Research in three states of the Rocky Mountain West shows that wolf populations have completely recovered and no longer need ESA protection. According to an article by Ed Bangs of the U.S. Fish and Wildlife Service (Oct 2009), wolves in the modern world require management to minimize conflicts.

This management may include public hunting of wolves or not, but Bangs stresses that it will involve killing wolves to keep their numbers in check. If hunters and ranchers are not allowed to hunt wolves, then controlled kills will be necessary to maintain healthy wolf numbers and control their conflicts with domestic livestock. The management goal is to find the most efficient, least expensive and most socially acceptable methods of dealing with wolves, while also further enhancing wolf conservation.

And that is Geography in the NewsTM .

Sources: GITN 1038 Crying “Wolf”, Apr. 23, 2010; Bangs, Ed, “Wolves, Elk, Science and Human Values,” Bugle, Sept/Oct 2009, pgs. 79-82; http://newswatch.nationalgeographic.com/2013/12/04/hunters-or-hunted-wolves-vs-mountain-lions/; and http://www.hpj.com/archives/2005/jan05/jan17/Wolvesthriveadecadeafterrei.CFM

Co-authors are Neal Lineback, Appalachian State University Professor Emeritus of Geography, and Geographer Mandy Lineback Gritzner.
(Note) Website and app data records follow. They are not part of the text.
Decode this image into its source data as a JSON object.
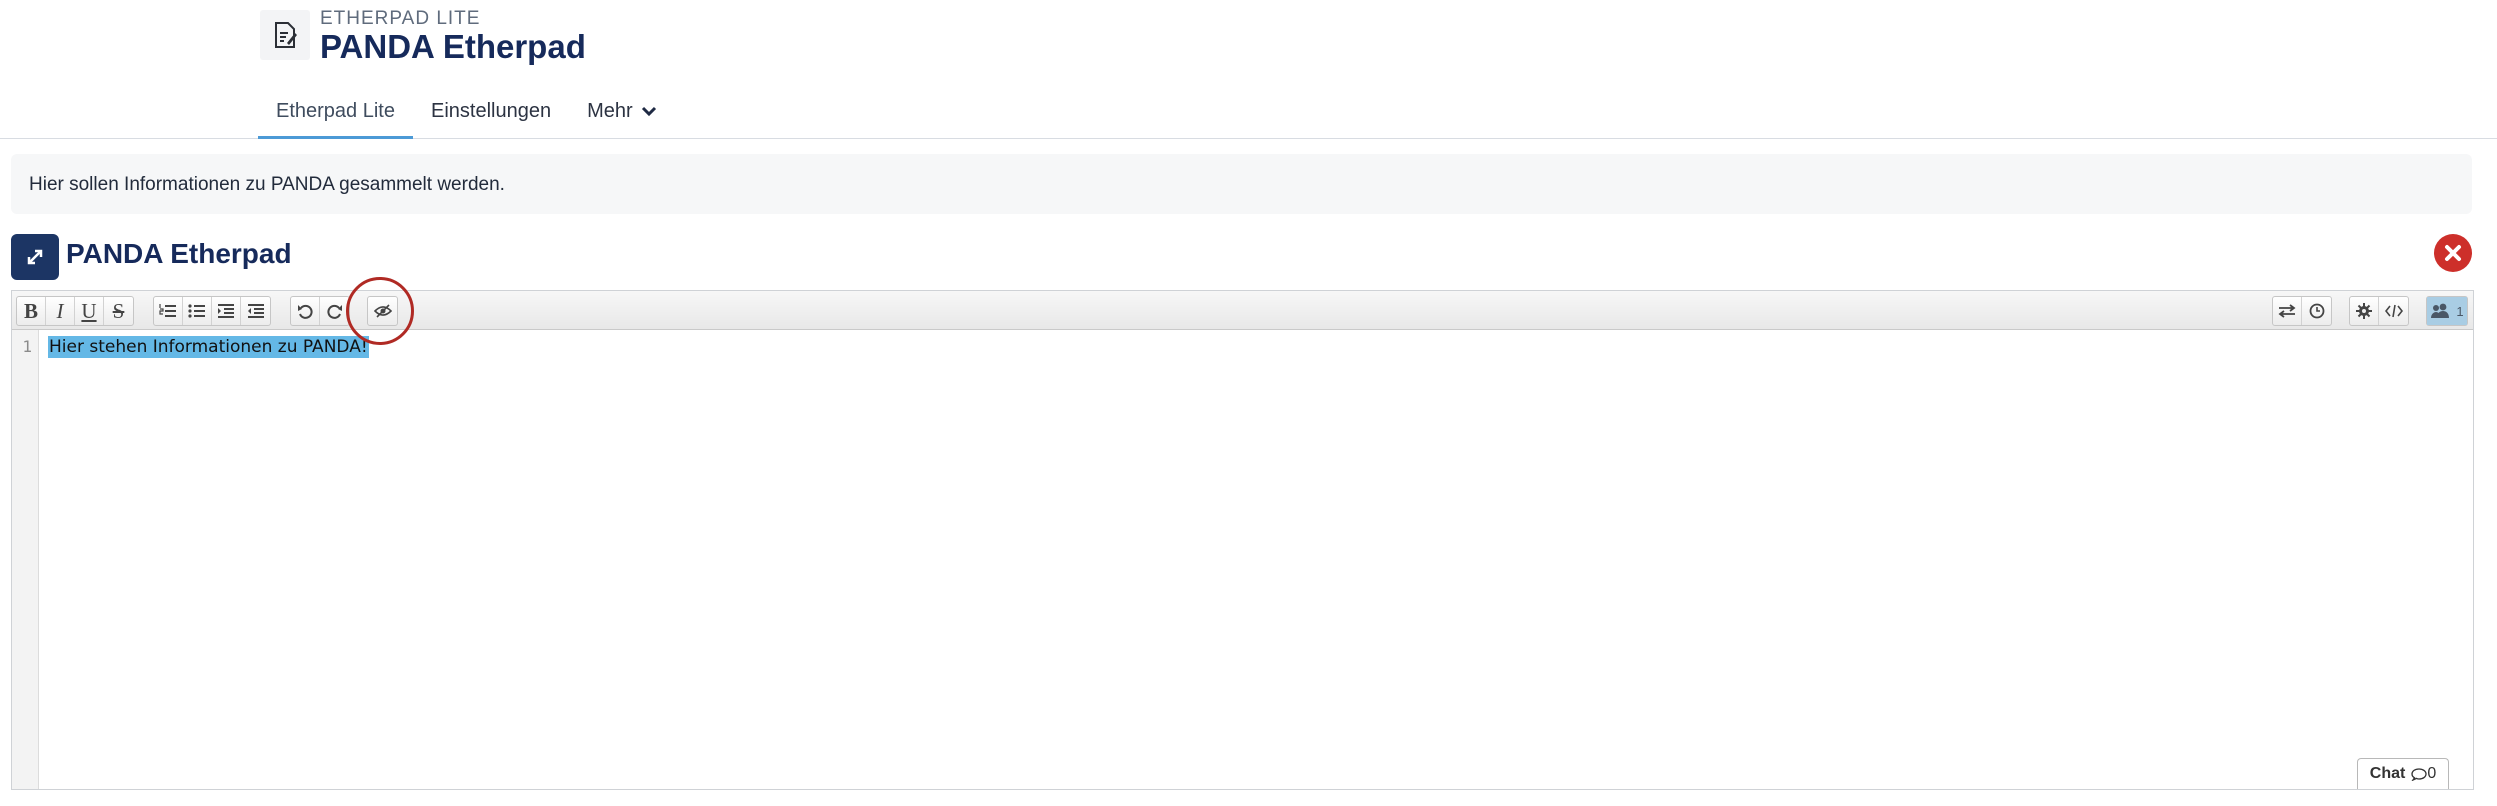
{
  "header": {
    "type_label": "ETHERPAD LITE",
    "title": "PANDA Etherpad",
    "icon": "etherpad-document-icon"
  },
  "tabs": [
    {
      "label": "Etherpad Lite",
      "active": true
    },
    {
      "label": "Einstellungen",
      "active": false
    },
    {
      "label": "Mehr",
      "active": false,
      "icon": "chevron-down-icon"
    }
  ],
  "info": {
    "text": "Hier sollen Informationen zu PANDA gesammelt werden."
  },
  "block": {
    "title": "PANDA Etherpad",
    "expand_icon": "expand-arrows-icon",
    "close_icon": "close-circle-icon"
  },
  "toolbar": {
    "format": {
      "bold": "B",
      "italic": "I",
      "underline": "U",
      "strikethrough": "S"
    },
    "list_icons": [
      "ordered-list-icon",
      "unordered-list-icon",
      "indent-icon",
      "outdent-icon"
    ],
    "history_icons": [
      "undo-icon",
      "redo-icon"
    ],
    "highlighted_icon": "clear-authorship-icon",
    "right_icons": [
      "import-export-icon",
      "timeslider-icon",
      "settings-icon",
      "embed-icon",
      "users-icon"
    ],
    "user_count": "1"
  },
  "editor": {
    "line_number": "1",
    "text": "Hier stehen Informationen zu PANDA!"
  },
  "chat": {
    "label": "Chat",
    "count": "0"
  },
  "colors": {
    "primary": "#1c3564",
    "tab_active": "#4c9ad6",
    "close": "#cd2f2a",
    "highlight_circle": "#b02a24",
    "selection": "#64b8e6"
  }
}
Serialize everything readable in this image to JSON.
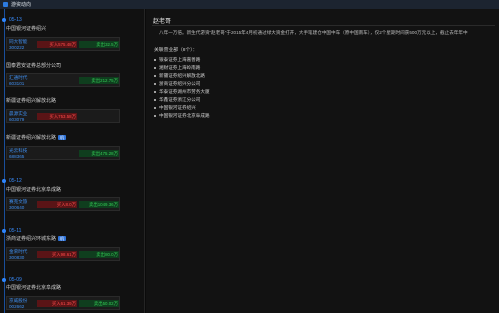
{
  "window": {
    "title": "游资动向"
  },
  "left": {
    "groups": [
      {
        "date": "05-13",
        "entries": [
          {
            "dept": "中国银河证券绍兴",
            "tag": "",
            "stock": "同大智能",
            "code": "300222",
            "buy": "买入575.48万",
            "sell": "卖出32.5万"
          },
          {
            "dept": "国泰君安证券总部分公司",
            "tag": "",
            "stock": "汇通时代",
            "code": "603101",
            "buy": "",
            "sell": "卖出212.75万"
          },
          {
            "dept": "新疆证券绍兴解放北路",
            "tag": "",
            "stock": "晨源实业",
            "code": "603079",
            "buy": "买入753.58万",
            "sell": ""
          },
          {
            "dept": "新疆证券绍兴解放北路",
            "tag": "机",
            "stock": "光云科技",
            "code": "688365",
            "buy": "",
            "sell": "卖出475.28万"
          }
        ]
      },
      {
        "date": "05-12",
        "entries": [
          {
            "dept": "中国银河证券北京阜成路",
            "tag": "",
            "stock": "赛克文旅",
            "code": "300640",
            "buy": "买入8.0万",
            "sell": "卖出1049.36万"
          }
        ]
      },
      {
        "date": "05-11",
        "entries": [
          {
            "dept": "浙商证券绍兴环城东路",
            "tag": "机",
            "stock": "金荣时代",
            "code": "300830",
            "buy": "买入98.61万",
            "sell": "卖出80.0万"
          }
        ]
      },
      {
        "date": "05-09",
        "entries": [
          {
            "dept": "中国银河证券北京阜成路",
            "tag": "",
            "stock": "京威股份",
            "code": "002662",
            "buy": "买入61.39万",
            "sell": "卖出50.02万"
          }
        ]
      }
    ]
  },
  "detail": {
    "name": "赵老哥",
    "intro": "八年一万倍。新生代游资“赵老哥”于2015年4月初通过绿大资金打开，大手笔建仓中国中车（原中国南车），仅2个星期时间获500万元以上，截止去年年中",
    "seats_title": "关联营业部（8个）：",
    "seats": [
      "银泰证券上海嘉善路",
      "湘财证券上海岭南路",
      "新疆证券绍兴解放北路",
      "浙商证券绍兴分公司",
      "华泰证券湖州市劳务大厦",
      "华鑫证券浙江分公司",
      "中国银河证券绍兴",
      "中国银河证券北京阜成路"
    ]
  }
}
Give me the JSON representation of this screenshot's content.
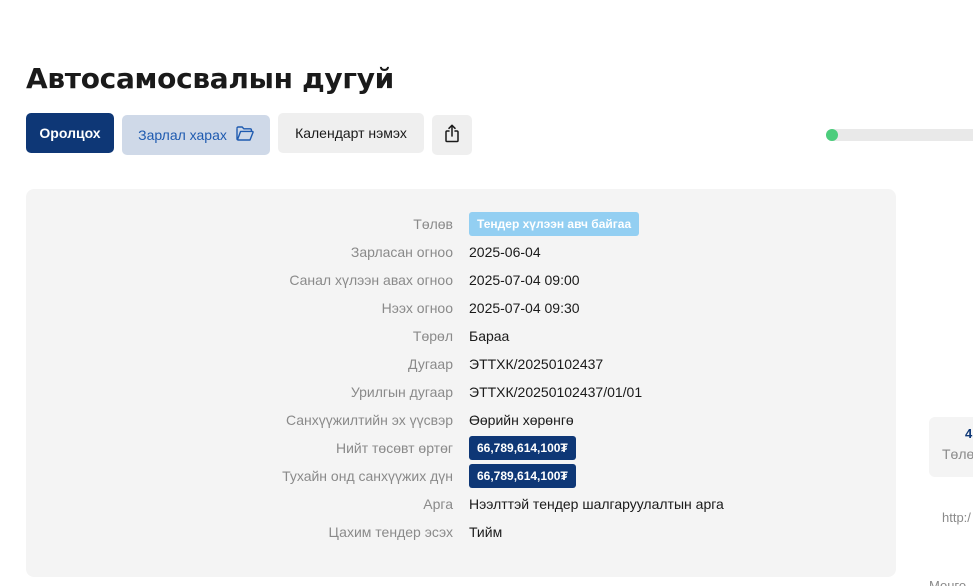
{
  "page": {
    "title": "Автосамосвалын дугуй"
  },
  "toolbar": {
    "participate_label": "Оролцох",
    "view_notice_label": "Зарлал харах",
    "add_calendar_label": "Календарт нэмэх"
  },
  "progress": {
    "value_fraction": 0.03,
    "color": "#4ccd7c"
  },
  "details": {
    "rows": [
      {
        "label": "Төлөв",
        "value": "Тендер хүлээн авч байгаа",
        "kind": "badge-light"
      },
      {
        "label": "Зарласан огноо",
        "value": "2025-06-04",
        "kind": "text"
      },
      {
        "label": "Санал хүлээн авах огноо",
        "value": "2025-07-04 09:00",
        "kind": "text"
      },
      {
        "label": "Нээх огноо",
        "value": "2025-07-04 09:30",
        "kind": "text"
      },
      {
        "label": "Төрөл",
        "value": "Бараа",
        "kind": "text"
      },
      {
        "label": "Дугаар",
        "value": "ЭТТХК/20250102437",
        "kind": "text"
      },
      {
        "label": "Урилгын дугаар",
        "value": "ЭТТХК/20250102437/01/01",
        "kind": "text"
      },
      {
        "label": "Санхүүжилтийн эх үүсвэр",
        "value": "Өөрийн хөрөнгө",
        "kind": "text"
      },
      {
        "label": "Нийт төсөвт өртөг",
        "value": "66,789,614,100₮",
        "kind": "badge-dark"
      },
      {
        "label": "Тухайн онд санхүүжих дүн",
        "value": "66,789,614,100₮",
        "kind": "badge-dark"
      },
      {
        "label": "Арга",
        "value": "Нээлттэй тендер шалгаруулалтын арга",
        "kind": "text"
      },
      {
        "label": "Цахим тендер эсэх",
        "value": "Тийм",
        "kind": "text"
      }
    ]
  },
  "side": {
    "stat_number": "4",
    "stat_label": "Төлө",
    "link_text": "http:/",
    "bottom_text": "Монго"
  },
  "colors": {
    "primary": "#0e3776",
    "secondary_bg": "#cfd9e8",
    "secondary_text": "#1f5bb0",
    "status_badge": "#93cff2"
  },
  "icons": {
    "view_notice": "folder-open-icon",
    "share": "share-icon"
  }
}
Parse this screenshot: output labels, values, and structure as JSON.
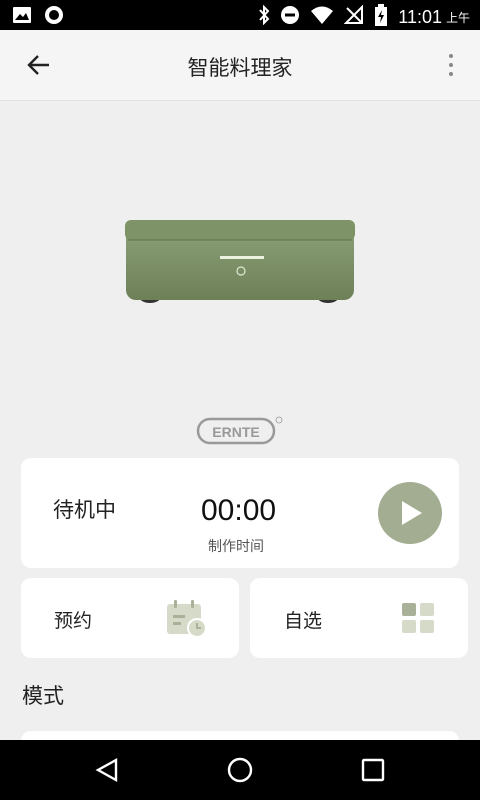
{
  "status_bar": {
    "time": "11:01",
    "ampm": "上午",
    "icons": [
      "image-icon",
      "circle-app-icon",
      "bluetooth-icon",
      "do-not-disturb-icon",
      "wifi-icon",
      "no-signal-icon",
      "battery-charging-icon"
    ]
  },
  "app_bar": {
    "title": "智能料理家",
    "back_icon": "arrow-left-icon",
    "menu_icon": "more-vertical-icon"
  },
  "device_status": {
    "state": "待机中",
    "time_value": "00:00",
    "time_label": "制作时间",
    "play_icon": "play-icon"
  },
  "actions": [
    {
      "label": "预约",
      "icon": "calendar-clock-icon"
    },
    {
      "label": "自选",
      "icon": "grid-icon"
    }
  ],
  "section": {
    "title": "模式"
  },
  "colors": {
    "accent": "#a2ad91",
    "icon_light": "#d5dbc8",
    "icon_dark": "#a9b199",
    "product_green": "#7e9367"
  },
  "nav_bar": {
    "icons": [
      "back-triangle-icon",
      "home-circle-icon",
      "recents-square-icon"
    ]
  }
}
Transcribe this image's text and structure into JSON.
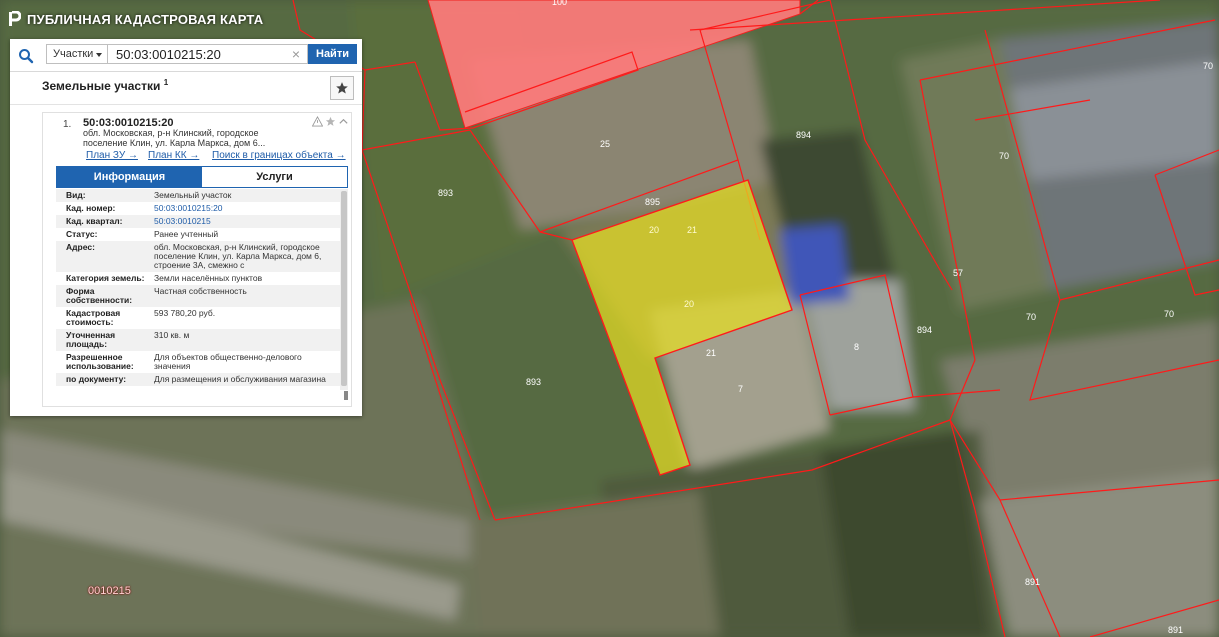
{
  "header": {
    "title": "ПУБЛИЧНАЯ КАДАСТРОВАЯ КАРТА"
  },
  "search": {
    "layer": "Участки",
    "value": "50:03:0010215:20",
    "button_label": "Найти",
    "clear_glyph": "×"
  },
  "results": {
    "title": "Земельные участки",
    "count": "1",
    "item": {
      "index": "1.",
      "cad_number": "50:03:0010215:20",
      "address_line1": "обл. Московская, р-н Клинский, городское",
      "address_line2": "поселение Клин, ул. Карла Маркса, дом 6...",
      "links": [
        "План ЗУ →",
        "План КК →",
        "Поиск в границах объекта →"
      ]
    }
  },
  "tabs": {
    "info": "Информация",
    "services": "Услуги"
  },
  "info_rows": [
    {
      "label": "Вид:",
      "value": "Земельный участок",
      "link": false
    },
    {
      "label": "Кад. номер:",
      "value": "50:03:0010215:20",
      "link": true
    },
    {
      "label": "Кад. квартал:",
      "value": "50:03:0010215",
      "link": true
    },
    {
      "label": "Статус:",
      "value": "Ранее учтенный",
      "link": false
    },
    {
      "label": "Адрес:",
      "value": "обл. Московская, р-н Клинский, городское поселение Клин, ул. Карла Маркса, дом 6, строение 3А, смежно с",
      "link": false
    },
    {
      "label": "Категория земель:",
      "value": "Земли населённых пунктов",
      "link": false
    },
    {
      "label": "Форма собственности:",
      "value": "Частная собственность",
      "link": false
    },
    {
      "label": "Кадастровая стоимость:",
      "value": "593 780,20 руб.",
      "link": false
    },
    {
      "label": "Уточненная площадь:",
      "value": "310 кв. м",
      "link": false
    },
    {
      "label": "Разрешенное использование:",
      "value": "Для объектов общественно-делового значения",
      "link": false
    },
    {
      "label": "по документу:",
      "value": "Для размещения и обслуживания магазина",
      "link": false
    }
  ],
  "map_labels": {
    "l_100": "100",
    "l_70a": "70",
    "l_70b": "70",
    "l_70c": "70",
    "l_70d": "70",
    "l_25": "25",
    "l_894a": "894",
    "l_894b": "894",
    "l_893a": "893",
    "l_893b": "893",
    "l_895": "895",
    "l_20a": "20",
    "l_21a": "21",
    "l_20b": "20",
    "l_21b": "21",
    "l_57": "57",
    "l_8": "8",
    "l_7": "7",
    "l_891a": "891",
    "l_891b": "891"
  },
  "quarter_label": "0010215",
  "colors": {
    "selected_parcel": "#e6de22",
    "highlight_parcel": "#ff7b7b",
    "boundary": "#ff1a1a",
    "accent": "#1f64b0"
  }
}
University News Director Jane Nicholson serves as technical editor.

Geography in the NewsTM is solely owned and operated by Neal Lineback for the purpose of providing geographic education to readers worldwide.


Source

2 responses to “Geography in the News: Wolf Controversies

Subscribe to comments with RSS.

  1. Reblogged this on Kate McClelland.

    Liked by 1 person

Leave a Reply

Fill in your details below or click an icon to log in:

WordPress.com Logo

You are commenting using your WordPress.com account. Log Out / Change )

Twitter picture

You are commenting using your Twitter account. Log Out / Change )

Facebook photo

You are commenting using your Facebook account. Log Out / Change )

Google+ photo

You are commenting using your Google+ account. Log Out / Change )

Connecting to %s

Quill & Parchment

I Solemnly Swear I Am Up To No Good

Discobar Bizar

Welkom op de blog van Discobar Bizar. Druk gerust wat op de andere knoppen ook, of lees het aangrijpende verhaal van Hurricane Willem nu je hier bent. Welcome to the blog of Discobar Bizar, feel free to push some of the other buttons, or to read the gripping story of Hurricane Willem whilst you are here!

Wonderland By Russell Strand

Follow Us @wonderlandb3

Aditya's Birding Blog

Because we will conserve what we understand...

4THEBEEZPLEASE

ANIMALS IN THE NEWS

Lone Wolf Breathes

Lone Wolf Breathes Words In A Blog

Building The Love Shack

This is the story of building a cottage , the people and the place. Its a reminder of hope and love.

Nomad Advocate

Adventurer. Humanitarian. Advocate.

Your Everyday Coffee Blog

Your thoughts while having coffee

Australian Business Network

Latest updates of local businesses and professional service providers in Australia.

The Bold Mom

BOOK PROMOTION

World Tourism Forum

Travel Tips & Most Popular Tourist Attractions

%d bloggers like this: